Tag: action-adventure

Prince of Persia: The Sands of Time


Prince of Persia: The Sands of Time (2010)
★★ / ★★★★

Three Persian princes (Jake Gyllenhaal, Richard Coyle, Toby Kebbell) invaded a holy city protected by a princess named Tamina (Gemma Arterton) because their royal intelligence led them to believe that the city provided weapons to Persia’s enemies. In truth, the false information was created and spread because someone wanted a special dagger that had the ability to turn back time. Based on the video game of the same name, “Prince of Persia: The Sands of Time,” directed by Mike Newell, plays out like a typical video game: the main character Dastan (Gyllenhaal) was heroic and had a heart of gold, he met villains-turned-friends (Alfred Molina, Steve Toussaint) along the way, and the identity of the big bad was eventually dramatically revealed even though we could see it coming from a mile away. But prior to watching the film, I decided to have an open mind and not take it too seriously. Surprisingly enough, I quite enjoyed it because its energy reminded me of Stephen Sommers’ action-adventure “The Mummy” although not as funny and creative with the action sequences. I thought the film worked best when it showcased the fighting scenes such as when Dastan would try to evade the enemies by jumping from one roof to another à la Jason Bourne in Paul Greengrass’ “The Bourne Ultimatum” only with more sweat and sand. However, I have to admit that the bickering between Dastan and Tamina did get under my last nerves. I knew that they were going to end up in each others’ arms eventually so I kept wondering when they would actually be useful together in order to finally drive the story forward. Perhaps Arterton was to blame because although she was beautiful on the outside, the way she played her character lacked charm. I thought she could have played her character with more cheekiness and far less self-righteousness. I didn’t understand why Dastan would fall in love with her because she acted like a spoiled brat for the majority of the time. When she wasn’t, she acted like a common damsel-in-distress. “Prince of Persia: The Sands of Time” ticks all the boxes in terms of what makes a good and entertaining action flick. I especially liked the visual effects toward the end when Dastan and the princess went under the holy city and danger was literally found in each step. However, I wish the filmmakers would’ve challenged themselves more (or, more importantly, challenged us more) by toning down certain evil looks by characters that had murky allegiances so that it would have been less predictable.

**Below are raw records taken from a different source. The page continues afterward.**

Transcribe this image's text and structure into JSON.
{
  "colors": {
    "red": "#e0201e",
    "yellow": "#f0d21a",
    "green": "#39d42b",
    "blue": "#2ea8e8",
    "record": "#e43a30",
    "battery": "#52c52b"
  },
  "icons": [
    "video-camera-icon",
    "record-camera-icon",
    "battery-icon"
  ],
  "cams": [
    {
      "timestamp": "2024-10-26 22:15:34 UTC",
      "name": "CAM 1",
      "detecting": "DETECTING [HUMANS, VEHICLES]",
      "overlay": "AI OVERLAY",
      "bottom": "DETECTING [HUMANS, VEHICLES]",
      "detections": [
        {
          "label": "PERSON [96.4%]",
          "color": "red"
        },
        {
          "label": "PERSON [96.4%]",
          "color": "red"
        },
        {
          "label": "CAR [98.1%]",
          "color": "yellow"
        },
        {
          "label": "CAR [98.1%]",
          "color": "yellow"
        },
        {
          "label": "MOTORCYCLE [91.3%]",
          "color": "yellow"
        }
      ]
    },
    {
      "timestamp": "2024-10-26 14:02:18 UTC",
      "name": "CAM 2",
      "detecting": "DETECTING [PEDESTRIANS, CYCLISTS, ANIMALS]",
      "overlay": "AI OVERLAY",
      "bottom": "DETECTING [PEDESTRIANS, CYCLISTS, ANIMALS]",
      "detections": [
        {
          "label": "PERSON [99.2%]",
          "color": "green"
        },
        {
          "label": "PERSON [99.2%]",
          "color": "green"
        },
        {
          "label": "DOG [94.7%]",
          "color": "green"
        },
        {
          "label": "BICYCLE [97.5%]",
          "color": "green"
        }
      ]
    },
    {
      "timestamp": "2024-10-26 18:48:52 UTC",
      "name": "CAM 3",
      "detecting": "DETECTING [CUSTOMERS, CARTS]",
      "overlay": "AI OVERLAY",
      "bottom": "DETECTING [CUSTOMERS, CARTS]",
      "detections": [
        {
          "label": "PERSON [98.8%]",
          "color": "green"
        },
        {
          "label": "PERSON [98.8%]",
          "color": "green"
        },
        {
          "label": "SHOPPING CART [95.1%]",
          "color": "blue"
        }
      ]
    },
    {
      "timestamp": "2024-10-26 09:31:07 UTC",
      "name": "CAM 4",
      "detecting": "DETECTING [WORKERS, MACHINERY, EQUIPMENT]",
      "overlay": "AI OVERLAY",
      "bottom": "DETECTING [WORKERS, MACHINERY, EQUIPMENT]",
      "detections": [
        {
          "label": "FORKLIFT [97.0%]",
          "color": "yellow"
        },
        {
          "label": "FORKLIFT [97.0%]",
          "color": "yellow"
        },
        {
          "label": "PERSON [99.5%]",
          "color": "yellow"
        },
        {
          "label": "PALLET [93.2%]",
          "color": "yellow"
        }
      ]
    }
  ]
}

Percy Jackson & the Olympians: The Lightning Thief


Percy Jackson & the Olympians: The Lightning Thief (2010)
★★ / ★★★★

Percy Jackson (Logan Lerman) thought that he was nobody special but was, in fact, the son of Poseidon (Kevin McKidd). After Hades (Steve Coogan) kidnapped Percy’s mother (Catherine Keener) because he believed that the boy had stolen Zeus’ lightning, Percy, his best friend (Brandon T. Jackson) and Athena’s daughter (Alexandra Daddario) went on a quest to find a way to go to the underworld, rescue Percy’s mom, and save the world. Based on a series of novels by Rick Riordan, the film impressed me with its special and visual effects but the big picture left me wanting more. It’s strange because for a two-hour undoubtedly thrilling action-adventure, it felt somewhat like an empty experience because it failed to really explore its characters except for exposing their most obvious quirks and dominant personalities. I like Logan Lerman as an actor but there were times when I spotted weaknesses in his acting. Some of the lines he delivered fell completely flat and I caught myself either rolling my eyes or chuckling because I just did not believe the words that were coming out of his mouth. There was a disconnect between him and the character and therefore his character and the audiences. This was particularly glaring during the most emotional scenes when he was supposed to summon sadness or rage. Perhaps if he was given more takes, he could have nailed the lines. However, as far as children’s adventures, I hardly think the movie was a failure. I enjoyed many scenes such as the duel with a minotaur, a nice surprise on who played Medusa (and I think she did a wonderful job), and that brilliant scene in Las Vegas in the Lotus Casino (it was nice that it illuminated why it was called as such). It was fun to watch, despite the characters making unnecessarily stupid decisions, lacking internal dialogue and angst, because it was very energetic and creative when required. If a sequel is in store for “Percy Jackson & the Olympians: The Lightning Thief,” directed by Chris Columbus, I’ll be interested in watching it. People have compared this film to “Harry Potter and the Sorcerer’s Stone” and its sequel so I’m curious to see if it can grow as a strong franchise. In order for it to achieve “Harry Potter”-level, it is going to need more focus on the story and characters, much stronger acting especially from the lead, and more magic via playing with our expectations and emotions.